A few years later I cast a second small candlebox with deep read mottled glass and the same non-shrink grout I used in the Test Panel.  It came out great, but also cracked over time.

Small Candleboxes

In school I visited the Beineke Rare Books Library at Yale University, a near windowless box whose walls were made of inch-thick slabs of marble that were nonetheless thin enough for sunlight to show through.

I wondered if it was possible to make concrete thin enough to get it to admit light. Even at 1/16" it still won't admit light (and yes, I know about LiTraCon).  Instead I chose to cut slots into the concrete.  At first one slot on each side, and then several.  Because most people think of concrete as an especially heavy, clumsy material, I enjoy when I can execute a design that allows it to show off its elegant side.

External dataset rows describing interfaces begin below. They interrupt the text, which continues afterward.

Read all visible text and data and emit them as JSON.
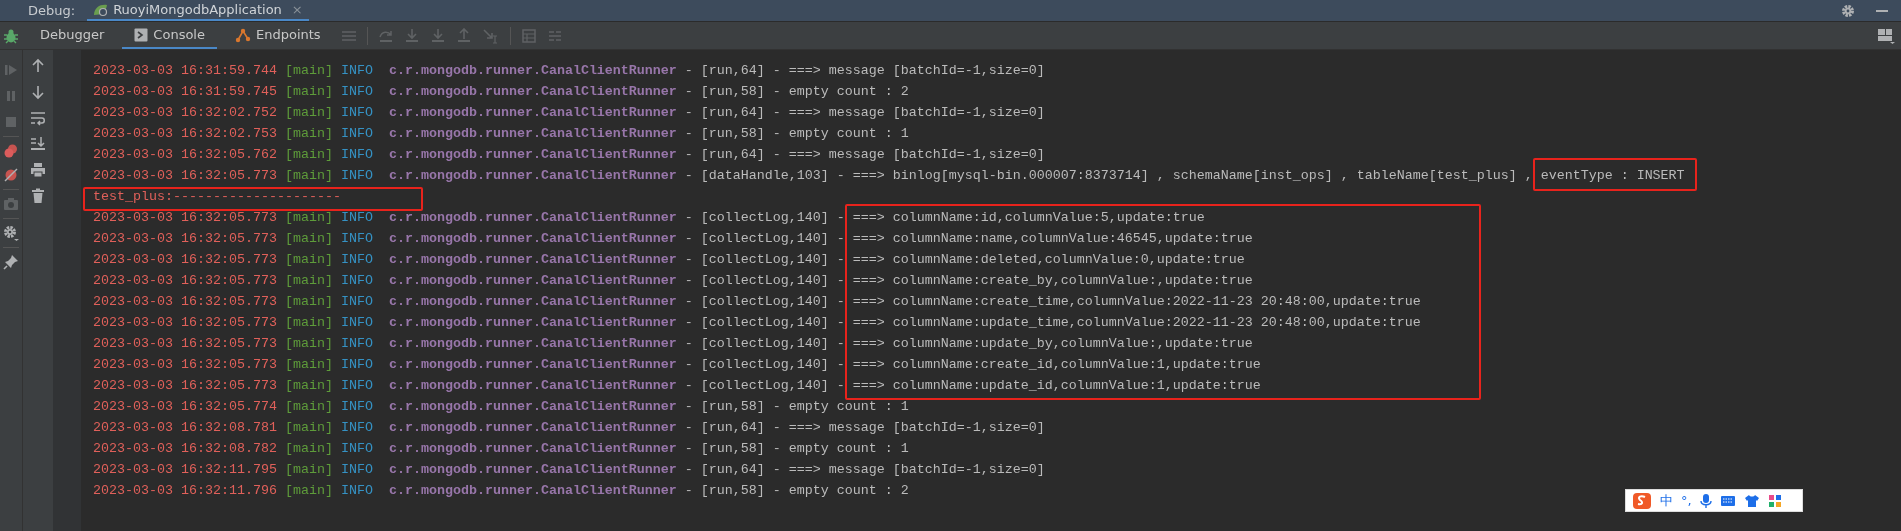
{
  "debug_bar": {
    "label": "Debug:",
    "tab": {
      "title": "RuoyiMongodbApplication",
      "selected": true,
      "close": "×"
    }
  },
  "toolbar": {
    "tabs": [
      {
        "label": "Debugger",
        "selected": false,
        "kind": "text"
      },
      {
        "label": "Console",
        "selected": true,
        "kind": "console"
      },
      {
        "label": "Endpoints",
        "selected": false,
        "kind": "endpoints"
      }
    ]
  },
  "console_lines": [
    {
      "kind": "log",
      "timestamp": "2023-03-03 16:31:59.744",
      "thread": "[main]",
      "level": "INFO",
      "logger": "c.r.mongodb.runner.CanalClientRunner",
      "message": "- [run,64] - ===> message [batchId=-1,size=0]"
    },
    {
      "kind": "log",
      "timestamp": "2023-03-03 16:31:59.745",
      "thread": "[main]",
      "level": "INFO",
      "logger": "c.r.mongodb.runner.CanalClientRunner",
      "message": "- [run,58] - empty count : 2"
    },
    {
      "kind": "log",
      "timestamp": "2023-03-03 16:32:02.752",
      "thread": "[main]",
      "level": "INFO",
      "logger": "c.r.mongodb.runner.CanalClientRunner",
      "message": "- [run,64] - ===> message [batchId=-1,size=0]"
    },
    {
      "kind": "log",
      "timestamp": "2023-03-03 16:32:02.753",
      "thread": "[main]",
      "level": "INFO",
      "logger": "c.r.mongodb.runner.CanalClientRunner",
      "message": "- [run,58] - empty count : 1"
    },
    {
      "kind": "log",
      "timestamp": "2023-03-03 16:32:05.762",
      "thread": "[main]",
      "level": "INFO",
      "logger": "c.r.mongodb.runner.CanalClientRunner",
      "message": "- [run,64] - ===> message [batchId=-1,size=0]"
    },
    {
      "kind": "log",
      "timestamp": "2023-03-03 16:32:05.773",
      "thread": "[main]",
      "level": "INFO",
      "logger": "c.r.mongodb.runner.CanalClientRunner",
      "message": "- [dataHandle,103] - ===> binlog[mysql-bin.000007:8373714] , schemaName[inst_ops] , tableName[test_plus] , eventType : INSERT"
    },
    {
      "kind": "plain",
      "text": "test_plus:---------------------"
    },
    {
      "kind": "log",
      "timestamp": "2023-03-03 16:32:05.773",
      "thread": "[main]",
      "level": "INFO",
      "logger": "c.r.mongodb.runner.CanalClientRunner",
      "message": "- [collectLog,140] - ===> columnName:id,columnValue:5,update:true"
    },
    {
      "kind": "log",
      "timestamp": "2023-03-03 16:32:05.773",
      "thread": "[main]",
      "level": "INFO",
      "logger": "c.r.mongodb.runner.CanalClientRunner",
      "message": "- [collectLog,140] - ===> columnName:name,columnValue:46545,update:true"
    },
    {
      "kind": "log",
      "timestamp": "2023-03-03 16:32:05.773",
      "thread": "[main]",
      "level": "INFO",
      "logger": "c.r.mongodb.runner.CanalClientRunner",
      "message": "- [collectLog,140] - ===> columnName:deleted,columnValue:0,update:true"
    },
    {
      "kind": "log",
      "timestamp": "2023-03-03 16:32:05.773",
      "thread": "[main]",
      "level": "INFO",
      "logger": "c.r.mongodb.runner.CanalClientRunner",
      "message": "- [collectLog,140] - ===> columnName:create_by,columnValue:,update:true"
    },
    {
      "kind": "log",
      "timestamp": "2023-03-03 16:32:05.773",
      "thread": "[main]",
      "level": "INFO",
      "logger": "c.r.mongodb.runner.CanalClientRunner",
      "message": "- [collectLog,140] - ===> columnName:create_time,columnValue:2022-11-23 20:48:00,update:true"
    },
    {
      "kind": "log",
      "timestamp": "2023-03-03 16:32:05.773",
      "thread": "[main]",
      "level": "INFO",
      "logger": "c.r.mongodb.runner.CanalClientRunner",
      "message": "- [collectLog,140] - ===> columnName:update_time,columnValue:2022-11-23 20:48:00,update:true"
    },
    {
      "kind": "log",
      "timestamp": "2023-03-03 16:32:05.773",
      "thread": "[main]",
      "level": "INFO",
      "logger": "c.r.mongodb.runner.CanalClientRunner",
      "message": "- [collectLog,140] - ===> columnName:update_by,columnValue:,update:true"
    },
    {
      "kind": "log",
      "timestamp": "2023-03-03 16:32:05.773",
      "thread": "[main]",
      "level": "INFO",
      "logger": "c.r.mongodb.runner.CanalClientRunner",
      "message": "- [collectLog,140] - ===> columnName:create_id,columnValue:1,update:true"
    },
    {
      "kind": "log",
      "timestamp": "2023-03-03 16:32:05.773",
      "thread": "[main]",
      "level": "INFO",
      "logger": "c.r.mongodb.runner.CanalClientRunner",
      "message": "- [collectLog,140] - ===> columnName:update_id,columnValue:1,update:true"
    },
    {
      "kind": "log",
      "timestamp": "2023-03-03 16:32:05.774",
      "thread": "[main]",
      "level": "INFO",
      "logger": "c.r.mongodb.runner.CanalClientRunner",
      "message": "- [run,58] - empty count : 1"
    },
    {
      "kind": "log",
      "timestamp": "2023-03-03 16:32:08.781",
      "thread": "[main]",
      "level": "INFO",
      "logger": "c.r.mongodb.runner.CanalClientRunner",
      "message": "- [run,64] - ===> message [batchId=-1,size=0]"
    },
    {
      "kind": "log",
      "timestamp": "2023-03-03 16:32:08.782",
      "thread": "[main]",
      "level": "INFO",
      "logger": "c.r.mongodb.runner.CanalClientRunner",
      "message": "- [run,58] - empty count : 1"
    },
    {
      "kind": "log",
      "timestamp": "2023-03-03 16:32:11.795",
      "thread": "[main]",
      "level": "INFO",
      "logger": "c.r.mongodb.runner.CanalClientRunner",
      "message": "- [run,64] - ===> message [batchId=-1,size=0]"
    },
    {
      "kind": "log",
      "timestamp": "2023-03-03 16:32:11.796",
      "thread": "[main]",
      "level": "INFO",
      "logger": "c.r.mongodb.runner.CanalClientRunner",
      "message": "- [run,58] - empty count : 2"
    }
  ],
  "ime_bar": {
    "mode": "中",
    "punctuation": "°,"
  }
}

The cube is 3" square and a 3" tall plus the base - but it was also done in a single cast.  The candlebox below is identical except it has multiple slots per side.  In order to give the vertical elements in between the slots more stability, I added cross connections at random heights.

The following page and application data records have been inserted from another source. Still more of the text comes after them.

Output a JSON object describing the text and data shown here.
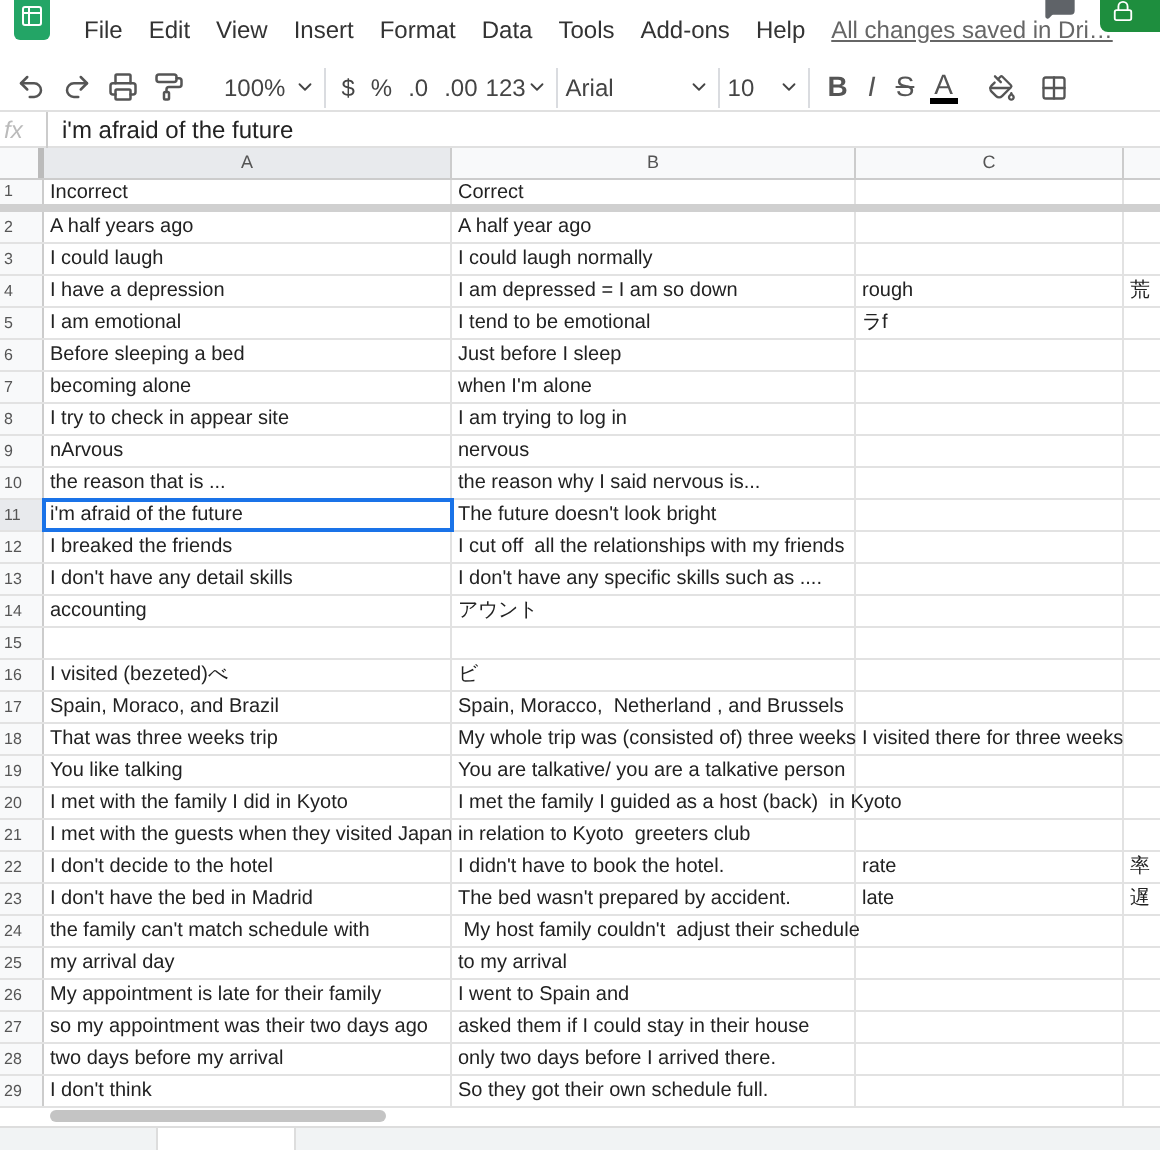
{
  "menu": [
    "File",
    "Edit",
    "View",
    "Insert",
    "Format",
    "Data",
    "Tools",
    "Add-ons",
    "Help"
  ],
  "save_status": "All changes saved in Dri…",
  "toolbar": {
    "zoom": "100%",
    "currency": "$",
    "percent": "%",
    "decrease_decimals": ".0",
    "increase_decimals": ".00",
    "number_format": "123",
    "font": "Arial",
    "font_size": "10",
    "bold": "B",
    "italic": "I",
    "strikethrough": "S",
    "text_color": "A"
  },
  "formula_bar": {
    "label": "fx",
    "value": "i'm afraid of the future"
  },
  "columns": [
    {
      "label": "A",
      "selected": true
    },
    {
      "label": "B",
      "selected": false
    },
    {
      "label": "C",
      "selected": false
    }
  ],
  "rows": [
    {
      "number": "1",
      "selected": false,
      "a": "Incorrect",
      "b": "Correct"
    },
    {
      "number": "2",
      "selected": false,
      "a": "A half years ago",
      "b": "A half year ago"
    },
    {
      "number": "3",
      "selected": false,
      "a": "I could laugh",
      "b": "I could laugh normally"
    },
    {
      "number": "4",
      "selected": false,
      "a": "I have a depression",
      "b": "I am depressed = I am so down",
      "c": "rough",
      "d": "荒"
    },
    {
      "number": "5",
      "selected": false,
      "a": "I am emotional",
      "b": "I tend to be emotional",
      "c": "ラf"
    },
    {
      "number": "6",
      "selected": false,
      "a": "Before sleeping a bed",
      "b": "Just before I sleep"
    },
    {
      "number": "7",
      "selected": false,
      "a": "becoming alone",
      "b": "when I'm alone"
    },
    {
      "number": "8",
      "selected": false,
      "a": "I try to check in appear site",
      "b": "I am trying to log in"
    },
    {
      "number": "9",
      "selected": false,
      "a": "nArvous",
      "b": "nervous"
    },
    {
      "number": "10",
      "selected": false,
      "a": "the reason that is ...",
      "b": "the reason why I said nervous is..."
    },
    {
      "number": "11",
      "selected": true,
      "a": "i'm afraid of the future",
      "b": "The future doesn't look bright"
    },
    {
      "number": "12",
      "selected": false,
      "a": "I breaked the friends",
      "b": "I cut off  all the relationships with my friends"
    },
    {
      "number": "13",
      "selected": false,
      "a": "I don't have any detail skills",
      "b": "I don't have any specific skills such as ...."
    },
    {
      "number": "14",
      "selected": false,
      "a": "accounting",
      "b": "アウント"
    },
    {
      "number": "15",
      "selected": false
    },
    {
      "number": "16",
      "selected": false,
      "a": "I visited (bezeted)べ",
      "b": "ビ"
    },
    {
      "number": "17",
      "selected": false,
      "a": "Spain, Moraco, and Brazil",
      "b": "Spain, Moracco,  Netherland , and Brussels"
    },
    {
      "number": "18",
      "selected": false,
      "a": "That was three weeks trip",
      "b": "My whole trip was (consisted of) three weeks",
      "c": "I visited there for three weeks"
    },
    {
      "number": "19",
      "selected": false,
      "a": "You like talking",
      "b": "You are talkative/ you are a talkative person"
    },
    {
      "number": "20",
      "selected": false,
      "a": "I met with the family I did in Kyoto",
      "b": "I met the family I guided as a host (back)  in Kyoto"
    },
    {
      "number": "21",
      "selected": false,
      "a": "I met with the guests when they visited Japan",
      "b": "in relation to Kyoto  greeters club"
    },
    {
      "number": "22",
      "selected": false,
      "a": "I don't decide to the hotel",
      "b": "I didn't have to book the hotel.",
      "c": "rate",
      "d": "率"
    },
    {
      "number": "23",
      "selected": false,
      "a": "I don't have the bed in Madrid",
      "b": "The bed wasn't prepared by accident.",
      "c": "late",
      "d": "遅"
    },
    {
      "number": "24",
      "selected": false,
      "a": "the family can't match schedule with",
      "b": " My host family couldn't  adjust their schedule"
    },
    {
      "number": "25",
      "selected": false,
      "a": "my arrival day",
      "b": "to my arrival"
    },
    {
      "number": "26",
      "selected": false,
      "a": "My appointment is late for their family",
      "b": "I went to Spain and"
    },
    {
      "number": "27",
      "selected": false,
      "a": "so my appointment was their two days ago",
      "b": "asked them if I could stay in their house"
    },
    {
      "number": "28",
      "selected": false,
      "a": "two days before my arrival",
      "b": "only two days before I arrived there."
    },
    {
      "number": "29",
      "selected": false,
      "a": "I don't think",
      "b": "So they got their own schedule full."
    }
  ]
}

These weren't that hard to make, but I only ever made two of them, I'm not sure why I didn't explore the idea of piercing other patterns into the sides of the cubes.  Maybe this is something I'll follow up with in the future.

Small Concrete Lamp

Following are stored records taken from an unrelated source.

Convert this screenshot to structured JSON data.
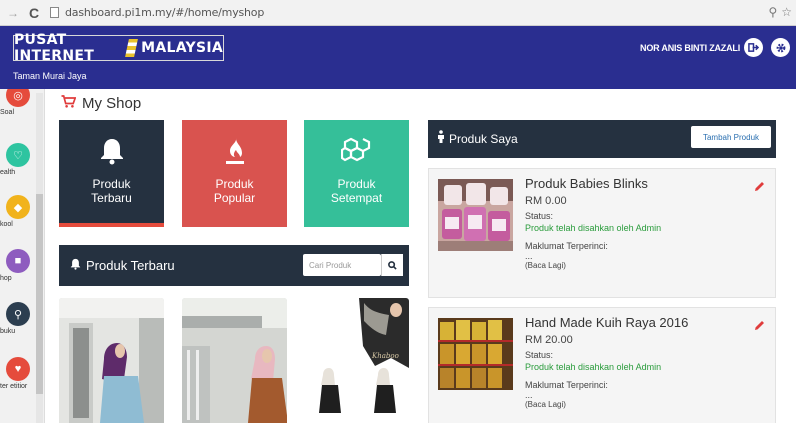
{
  "browser": {
    "url": "dashboard.pi1m.my/#/home/myshop"
  },
  "header": {
    "logo_left": "PUSAT INTERNET",
    "logo_right": "MALAYSIA",
    "location": "Taman Murai Jaya",
    "user_name": "NOR ANIS BINTI ZAZALI"
  },
  "sidebar": {
    "items": [
      {
        "label": "Soal",
        "color": "#e54b3c",
        "icon": "target-icon"
      },
      {
        "label": "ealth",
        "color": "#2ec4a0",
        "icon": "heart-icon"
      },
      {
        "label": "kool",
        "color": "#f1b31c",
        "icon": "school-icon"
      },
      {
        "label": "hop",
        "color": "#8e5cbf",
        "icon": "shop-icon"
      },
      {
        "label": "buku",
        "color": "#2c3e50",
        "icon": "book-icon"
      },
      {
        "label": "ter etitior",
        "color": "#e54b3c",
        "icon": "heart-icon"
      }
    ]
  },
  "page": {
    "title": "My Shop"
  },
  "tiles": [
    {
      "label_line1": "Produk",
      "label_line2": "Terbaru",
      "color": "#253140"
    },
    {
      "label_line1": "Produk",
      "label_line2": "Popular",
      "color": "#d9534f"
    },
    {
      "label_line1": "Produk",
      "label_line2": "Setempat",
      "color": "#35bf99"
    }
  ],
  "produk_terbaru": {
    "title": "Produk Terbaru",
    "search_placeholder": "Cari Produk"
  },
  "produk_saya": {
    "title": "Produk Saya",
    "add_button": "Tambah Produk",
    "items": [
      {
        "name": "Produk Babies Blinks",
        "price": "RM 0.00",
        "status_label": "Status:",
        "status": "Produk telah disahkan oleh Admin",
        "details_label": "Maklumat Terperinci:",
        "details": "...",
        "more": "(Baca Lagi)"
      },
      {
        "name": "Hand Made Kuih Raya 2016",
        "price": "RM 20.00",
        "status_label": "Status:",
        "status": "Produk telah disahkan oleh Admin",
        "details_label": "Maklumat Terperinci:",
        "details": "...",
        "more": "(Baca Lagi)"
      }
    ]
  },
  "colors": {
    "header": "#2a2e90",
    "dark_panel": "#253140",
    "edit": "#e03c3c",
    "status_ok": "#2a9c3c"
  }
}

This lamp is about 10" tall and the base is 5" square.  The interlocking of the cubes was more difficult than it looks - the recesses on each side of the blocks make the mold exceptionally complex.  Unlike the larger lamp, the threaded rod holding this one together is not cast into the concrete, it was added to a hole cast through the block.  Also unlike the larger lamp, this was done as a single cast.

Concrete Table Lamp

I'm not sure what motivated me to start working on this lamp,  but I realized early on that the cast would be too deep and too complicated to build in one piece, so this became one of my earliest designs, cast in multiple parts and assembled together.  It consists of a series of cubes stacked upon each other.  Each steps in 2".  The base is 8" square, and rises to a column 2" square at the top.

Each block also has an inset in the top of it to allow the block above it to rest.  This inset is along its edge.  This was done to allow for variations in the size of the casting so that if one of the blocks was a little too big it would simple overhang the block below it.  The 8" base, 6" cube, and 4" cube are individual casts with holes cast through them to allow for the wiring.  The final stack of three 2" cubes were done as a single cast, and had a threaded rod cast into them.  This rod extended through the lower portions of the base to a piece of wood and a nut that locked the entire assembly together.  The shade was an off-the-shelf shade that I never liked.

A few months later I had a shade specifically made for it.  Although the lamp base almost demands a cubical shade, I decided to just go with a square pyramidal one instead.  I kept it on a low table, and if I'd gone with the cubical shade, the bare bulb would have been visible through the top of the shade.  In addition, I cast a small finial of three small 1" cubes, which gave the lamp the appearance of a stack of cubes riding uninterrupted through the shade.

Concrete Vases

The mold for this vase was filled with concrete of alternating color.

While I was still in school I developed a fascination with concrete.  I liked the permanance of it, the fact that actual buildings were made of it, and using simple paper molds I could make fairly complex forms of it.  The earliest of these were concrete vases, the first of which was large, 18" tall and 6" square.  I didn't vibrate the form so the mix didn't fill the space completely.  The result was interesting but not what I was going for.  Subsequent vases were smaller, 8" tall and 3" square.  I produced a few dozen of these, but gave most to family and friends who admired them before I could photograph them.

The vase in the second picture is a variation on the themes of the first one, and marks the first time in my cocnrete work that not all of the edges were canted to allow for easy formwork removal.  In virtually all of my later work, no edges were canted.  On small scale concrete casts like these, and with paper or flexible rubber molds, it is completely unnecessary.